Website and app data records
*****

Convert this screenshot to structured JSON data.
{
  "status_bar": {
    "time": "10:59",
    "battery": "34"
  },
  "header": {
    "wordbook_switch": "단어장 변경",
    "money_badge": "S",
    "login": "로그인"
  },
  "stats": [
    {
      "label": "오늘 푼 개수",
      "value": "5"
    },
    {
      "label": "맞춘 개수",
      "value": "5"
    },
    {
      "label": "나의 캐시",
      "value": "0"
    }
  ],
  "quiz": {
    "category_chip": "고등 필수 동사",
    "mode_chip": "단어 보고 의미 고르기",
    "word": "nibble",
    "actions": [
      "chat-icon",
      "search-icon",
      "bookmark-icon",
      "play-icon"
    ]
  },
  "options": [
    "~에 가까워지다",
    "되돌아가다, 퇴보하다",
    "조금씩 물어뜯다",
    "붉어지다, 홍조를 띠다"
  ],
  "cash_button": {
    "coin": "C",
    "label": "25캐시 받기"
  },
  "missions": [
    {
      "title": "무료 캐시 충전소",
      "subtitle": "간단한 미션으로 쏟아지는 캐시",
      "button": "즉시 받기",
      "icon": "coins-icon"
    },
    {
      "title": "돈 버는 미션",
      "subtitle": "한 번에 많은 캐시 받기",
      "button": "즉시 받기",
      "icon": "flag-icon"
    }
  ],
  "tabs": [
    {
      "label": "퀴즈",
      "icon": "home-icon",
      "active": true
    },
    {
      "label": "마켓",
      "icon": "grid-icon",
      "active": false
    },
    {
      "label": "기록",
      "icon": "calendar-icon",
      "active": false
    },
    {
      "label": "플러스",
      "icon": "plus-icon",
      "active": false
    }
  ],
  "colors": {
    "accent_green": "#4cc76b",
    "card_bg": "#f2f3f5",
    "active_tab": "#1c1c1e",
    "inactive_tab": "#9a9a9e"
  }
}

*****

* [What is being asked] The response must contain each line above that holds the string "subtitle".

* [Solution to the exercise]
      "subtitle": "간단한 미션으로 쏟아지는 캐시",
      "subtitle": "한 번에 많은 캐시 받기",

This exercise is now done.